D’Ambroio, U. (1997). Foreword. In A. B. Powell & M. Frankenstein (Eds.), Ethnomathematics: Challenging eurocentrism in mathematics education. New York: State University of New York Press.

de Oliveira, L. C. (2011). In their shoes. Multicultural Education, 19(1), 59-62.

Delpit, L. (2012). “Multiplication is for White people”: Raising expectations for other people’s children. New York: The New Press.

Dornoo, M. (2015). Teaching mathematics education with cultural competency. Multicultural Perspectives, 17(2), 81-86.

Greer, B., Mukhopadhyay, S., Powell, A., & Nelson-Barber, S. (Eds.). (2009). Culturally responsive mathematics education.
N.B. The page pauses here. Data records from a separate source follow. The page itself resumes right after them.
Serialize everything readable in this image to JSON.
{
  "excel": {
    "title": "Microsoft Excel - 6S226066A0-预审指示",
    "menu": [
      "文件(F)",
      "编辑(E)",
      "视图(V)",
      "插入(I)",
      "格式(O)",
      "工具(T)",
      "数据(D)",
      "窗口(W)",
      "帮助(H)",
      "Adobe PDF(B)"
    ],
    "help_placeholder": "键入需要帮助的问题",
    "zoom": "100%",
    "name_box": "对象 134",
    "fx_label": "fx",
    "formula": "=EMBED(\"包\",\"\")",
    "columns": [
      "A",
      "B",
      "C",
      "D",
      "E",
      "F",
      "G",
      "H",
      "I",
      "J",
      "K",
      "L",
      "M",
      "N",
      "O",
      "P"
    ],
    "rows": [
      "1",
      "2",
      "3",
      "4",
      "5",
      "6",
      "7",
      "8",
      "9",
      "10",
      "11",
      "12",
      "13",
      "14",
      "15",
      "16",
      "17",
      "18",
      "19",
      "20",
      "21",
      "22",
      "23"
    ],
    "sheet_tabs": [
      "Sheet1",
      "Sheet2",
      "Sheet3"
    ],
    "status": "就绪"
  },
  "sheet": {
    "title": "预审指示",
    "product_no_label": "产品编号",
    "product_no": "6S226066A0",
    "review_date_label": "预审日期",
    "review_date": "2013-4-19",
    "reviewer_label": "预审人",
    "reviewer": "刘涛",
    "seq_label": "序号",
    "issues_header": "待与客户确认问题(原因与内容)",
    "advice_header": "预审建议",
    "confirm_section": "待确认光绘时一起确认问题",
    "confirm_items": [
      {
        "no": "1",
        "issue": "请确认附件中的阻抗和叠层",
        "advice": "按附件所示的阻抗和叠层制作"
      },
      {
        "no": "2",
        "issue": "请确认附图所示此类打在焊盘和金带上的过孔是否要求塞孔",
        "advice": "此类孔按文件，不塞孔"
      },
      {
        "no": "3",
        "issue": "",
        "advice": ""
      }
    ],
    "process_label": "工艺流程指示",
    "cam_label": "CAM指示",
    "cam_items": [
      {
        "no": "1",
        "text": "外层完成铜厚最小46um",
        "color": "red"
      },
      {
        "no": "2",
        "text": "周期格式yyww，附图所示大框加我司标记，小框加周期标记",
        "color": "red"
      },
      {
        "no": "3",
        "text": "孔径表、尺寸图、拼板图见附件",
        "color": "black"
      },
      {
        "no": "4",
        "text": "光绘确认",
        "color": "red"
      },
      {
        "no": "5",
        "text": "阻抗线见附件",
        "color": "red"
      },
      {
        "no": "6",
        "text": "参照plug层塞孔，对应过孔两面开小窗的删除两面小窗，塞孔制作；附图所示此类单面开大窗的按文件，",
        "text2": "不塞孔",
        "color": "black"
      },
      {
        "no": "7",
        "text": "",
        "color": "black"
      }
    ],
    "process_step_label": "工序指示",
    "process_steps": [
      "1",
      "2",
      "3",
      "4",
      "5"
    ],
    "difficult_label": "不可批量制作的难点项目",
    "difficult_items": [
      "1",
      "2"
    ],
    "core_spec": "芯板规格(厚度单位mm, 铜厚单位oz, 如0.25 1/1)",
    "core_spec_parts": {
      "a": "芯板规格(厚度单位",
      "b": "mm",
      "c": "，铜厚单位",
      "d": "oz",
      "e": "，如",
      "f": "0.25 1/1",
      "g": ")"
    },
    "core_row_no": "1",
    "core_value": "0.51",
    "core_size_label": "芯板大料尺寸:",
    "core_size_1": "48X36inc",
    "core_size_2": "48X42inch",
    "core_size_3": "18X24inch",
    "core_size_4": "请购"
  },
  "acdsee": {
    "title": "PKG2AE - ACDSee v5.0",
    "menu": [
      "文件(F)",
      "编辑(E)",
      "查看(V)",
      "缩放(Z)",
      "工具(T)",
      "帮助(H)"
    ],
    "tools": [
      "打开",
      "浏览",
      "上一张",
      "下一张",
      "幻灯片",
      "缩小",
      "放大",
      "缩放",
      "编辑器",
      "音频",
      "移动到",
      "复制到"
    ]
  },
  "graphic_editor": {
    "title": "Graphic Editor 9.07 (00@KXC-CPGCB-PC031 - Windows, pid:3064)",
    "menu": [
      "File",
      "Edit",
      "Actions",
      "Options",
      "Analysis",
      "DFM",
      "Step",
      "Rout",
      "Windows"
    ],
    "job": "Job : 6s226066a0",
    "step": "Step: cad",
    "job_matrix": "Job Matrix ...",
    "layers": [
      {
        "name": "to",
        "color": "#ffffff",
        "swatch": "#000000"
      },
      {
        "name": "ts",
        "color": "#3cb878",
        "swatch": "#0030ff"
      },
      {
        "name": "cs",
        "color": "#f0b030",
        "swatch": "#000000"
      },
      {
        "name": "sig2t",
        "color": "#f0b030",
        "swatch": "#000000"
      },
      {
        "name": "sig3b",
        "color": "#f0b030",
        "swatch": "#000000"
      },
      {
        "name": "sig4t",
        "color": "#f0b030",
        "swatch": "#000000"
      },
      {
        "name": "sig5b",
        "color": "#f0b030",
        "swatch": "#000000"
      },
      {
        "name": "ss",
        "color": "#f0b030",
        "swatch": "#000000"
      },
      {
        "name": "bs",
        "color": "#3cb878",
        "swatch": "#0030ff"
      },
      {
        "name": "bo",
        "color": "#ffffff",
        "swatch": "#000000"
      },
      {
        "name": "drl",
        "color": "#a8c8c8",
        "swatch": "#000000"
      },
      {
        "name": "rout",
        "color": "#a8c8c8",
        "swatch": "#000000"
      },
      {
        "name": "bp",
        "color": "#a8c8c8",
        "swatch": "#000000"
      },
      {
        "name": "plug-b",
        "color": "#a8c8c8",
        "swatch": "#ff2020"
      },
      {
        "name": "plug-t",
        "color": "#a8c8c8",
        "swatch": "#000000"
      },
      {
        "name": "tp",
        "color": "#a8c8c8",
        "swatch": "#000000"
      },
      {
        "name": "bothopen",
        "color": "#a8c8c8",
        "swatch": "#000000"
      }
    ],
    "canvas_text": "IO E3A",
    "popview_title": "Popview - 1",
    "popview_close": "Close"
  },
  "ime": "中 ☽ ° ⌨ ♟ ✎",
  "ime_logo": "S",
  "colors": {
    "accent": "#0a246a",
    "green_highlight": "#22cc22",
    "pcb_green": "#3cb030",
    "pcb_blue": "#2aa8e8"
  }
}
New York: Routledge.

Gutstein, E. (2006). Reading and writing the world with mathematics: Toward a pedagogy for social justice. New York: Routledge.

Gutstein, E., & Peterson, B. (Eds.) (2013). Rethinking Mathematics: Teaching Social Justice by the Numbers. Milwaukee, WI: Rethinking Schools.

Irvine, J. J., & Armento, B. J. (Eds.). (2001). Culturally responsive teaching: Lesson planning for elementary and middle grades. New York: McGraw-Hill.

Jao, L. (2012). The multicultural mathematics classroom. Multicultural Education, 19(3), 2-10.

Lemons-Smith, S. (2013). Tapping into the intellectual capital of Black children in mathematics: Examining the practices of preservice elementary teachers. In J. Leonard & D. B. Martin (Eds.), The brilliance of Black children in mathematics: Beyond the numbers and toward new discourse (pp 323-339). Charlotte, NC: Information Age Publishers.

Lemons-Smith, S. (2009). Mathematics beyond the school walls project: Exploring the dynamic role of students’ lived experiences. In C.E. Malloy (Series Ed.) & D. Y. White, & J. S. Spitzer (Vol. Eds.), Mathematics for every student: Responding to diversity, grades Pre-K-5 (pp. 129-136). Reston, VA: National Council of Teachers of Mathematics.

Leonard, J., Moore, C. M., & Brooks, W. (2014). Multicultural children's literature as a context for teaching mathematics for cultural relevance in urban schools. The Urban Review, 46(3), 325-348.

Leonard, J., Brooks, W., Barnes - Johnson, J., & Berry, R. Q. (2010). The Nuances and Complexities of Teaching Mathematics for Cultural Relevance and Social Justice. Journal of Teacher Education, 61(3), 261-270

Leonard, J., & Guha, S. (2002). Creating cultural relevance in teaching and learning mathematics. Teaching Children Mathematics, 9(2), 114-118.

Leonard, J. (2008). Culturally specific pedagogy in the mathematics classroom. New York: Routledge.

Lipka, J., Andre-Irhke, D. (2008). Ethnomathematics applied to classrooms in Alaska: Math in a Cultural Context, p. 8—10.

Moll, L. C., Amanti, C., Neff, D., Gonzalez, N. (1992). Funds of knowledge for teaching: Using a qualitative approach to connect homes and classrooms. Theory into Practice, 31(2), 132-141.

Moses, R & Cobb, C., Jr. (2001). Radical equations: Math literacy and Civil Rights. Boston: Beacon Press.

Nasir, N. S., & Cobb, P. (Eds.) (2007). Improving access to mathematics: Diversity and equity in the classroom. New York: Teachers College Press.

Pennington, H. J. (2000). Issues in mathematics education with African American students. Multicultural Education, 7(3), 36-41.

Schafer, N. J., Williams, B. A., Stenhouse V. L., & Truscott, D. M. ( 2015). Inspiring STEM for teacher trainers, inservice teachers, preservice teachers, and students using a four-tier model. Teacher Education & Practice, 28(2/3), 372—392.

Tate, W. F. (1994).Race, retrenchment, and the reform of school mathematics. Phi Delta Kappan 75(6), 477-80, 482—484.

Ukpokodu, O. N. (2011). How do I teach mathematics in a culturally responsive way?: Identifying empowering teaching practices. Multicultural Education, 18(3), 47-56

Zaslavsky, C. (1996). The multicultural math classroom: Bringing in the world. Portsmouth, NH: Heinemann.